Digital offers us such an opportunity. From SEO to SEM to display ads, retargeting, email, website updates, and more, everything we’re doing is trackable if you’re doing it right. Also, as we get more hyper-personalized and more digital, and as A.I. takes its spot in the marketing world, I also see the resurgence of print and offline marketing experiences.
If COVID-19 and our stay-at-home orders have taught us anything it’s that we crave conversation, in-person interaction, and offline experiences. We need each other. The communities we build, the strong ones, require an offline presence – not because it helps marketing, but because those relationships and tribes want to keep growing. Except that those relationships and tribes, if nurtured properly and genuinely, really do help marketing and sales.
The sweet spot is finding where digital experiences can enhance being in person. This is something we’re constantly working on with our events and conferences. As humans, we’ve all reset a little over the past few months, and priorities are shifting. As marketers, we need to remember that.
5. What are the things you like about your position? What are the things you dislike?
I love that every day is something new. I love that I get to speak to our customers daily, and that social media has provided an incredible opportunity to learn, grow, act and pivot very quickly. I love that numbers can tell a story, so much more than they could when I started in this industry. I love that I work for a company that encourages creativity and growth, and I love that I have a team who technically report to me, but from whom I learn something every day.
What do I dislike? Not much. I’m a big believer in stopping something you don’t like doing. If anything, I’d say I wish I had more time to do everything we wanted to do, so I dislike how short we are on human resources sometimes. But on the flip side, our small but mighty team gets a lot done because we are so lean and nimble.
6. What do you wish you’d known about when starting your career in this industry?
Departments shouldn’t be silos, and good managers encourage cross-collaboration. And, just because you have a good idea doesn’t mean you’re the one that has to (or should) implement it. Some of the best ideas come from those folks in the company who aren’t in the weeds in a particular area who can bring fresh eyes to a situation. Listen to others, take their ideas and run with them, or graciously say thank you and tell them to keep ‘em coming. And offer thoughts to others.
7. What’s your favorite thing to do in Cleveland, or what do you like most about living/working in Cleveland?

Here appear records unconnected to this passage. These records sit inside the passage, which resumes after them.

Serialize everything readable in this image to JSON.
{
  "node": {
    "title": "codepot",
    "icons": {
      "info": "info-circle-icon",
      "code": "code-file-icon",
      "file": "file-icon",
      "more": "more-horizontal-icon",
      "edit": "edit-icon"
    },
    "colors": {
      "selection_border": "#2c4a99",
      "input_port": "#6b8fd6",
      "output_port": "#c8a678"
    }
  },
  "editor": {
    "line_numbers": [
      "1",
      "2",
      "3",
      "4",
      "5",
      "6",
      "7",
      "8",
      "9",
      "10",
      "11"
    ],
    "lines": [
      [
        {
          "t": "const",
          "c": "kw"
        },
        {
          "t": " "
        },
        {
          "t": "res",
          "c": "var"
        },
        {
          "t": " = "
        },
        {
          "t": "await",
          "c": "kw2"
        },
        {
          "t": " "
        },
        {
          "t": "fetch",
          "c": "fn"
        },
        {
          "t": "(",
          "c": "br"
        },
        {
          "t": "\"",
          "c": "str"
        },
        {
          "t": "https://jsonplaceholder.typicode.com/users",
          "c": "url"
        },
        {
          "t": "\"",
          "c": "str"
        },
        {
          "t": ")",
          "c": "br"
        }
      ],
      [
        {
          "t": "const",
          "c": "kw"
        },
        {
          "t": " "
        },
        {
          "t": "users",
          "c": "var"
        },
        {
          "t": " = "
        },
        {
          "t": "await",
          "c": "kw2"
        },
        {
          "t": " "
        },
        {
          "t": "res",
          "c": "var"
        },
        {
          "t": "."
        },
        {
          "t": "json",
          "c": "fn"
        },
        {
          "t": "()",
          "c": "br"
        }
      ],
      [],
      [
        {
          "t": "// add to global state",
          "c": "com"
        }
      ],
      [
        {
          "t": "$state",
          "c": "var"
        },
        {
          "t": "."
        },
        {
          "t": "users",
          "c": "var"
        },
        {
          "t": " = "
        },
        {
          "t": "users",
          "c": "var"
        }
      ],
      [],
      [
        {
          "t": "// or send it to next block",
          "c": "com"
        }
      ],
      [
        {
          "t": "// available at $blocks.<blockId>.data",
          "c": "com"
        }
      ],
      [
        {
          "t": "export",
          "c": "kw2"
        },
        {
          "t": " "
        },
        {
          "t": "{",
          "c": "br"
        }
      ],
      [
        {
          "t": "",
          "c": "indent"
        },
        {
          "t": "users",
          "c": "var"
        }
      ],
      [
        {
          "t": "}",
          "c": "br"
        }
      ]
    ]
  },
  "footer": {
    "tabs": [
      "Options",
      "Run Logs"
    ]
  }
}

Those that know me well know that I will say my favorite thing about Cleveland is Lake Erie! I love living by the water, walking to Huntington Beach every morning, paddleboarding, kayaking with my girlfriends, and, when we’re lucky, heading out boating with friends. But truly, just walking or biking by the water every day makes me happy.
When we do head out, we love Playhouse Square, Cleveland Indians games, and concerts – three things we look forward to doing again! Restaurant-wise, Ninja City in Gordon Square, Johnny Mango in Ohio City, Thyme Table in Bay Village, and Parker’s in Avon Lake are a few of our favorites.
Check Out Her Blog Posts
Be sure to check out some of Cathy McPhillips’s blog posts for some great marketing insights! Her latest includes:
- Most Agencies Bet on This Distribution Model
- Conference Survival: It’s Easy to Be Wise After the Event
- Agencies See Growth in Content Marketing Business
- Looking for Industry Influencers? How a B2B Brand Built Its Own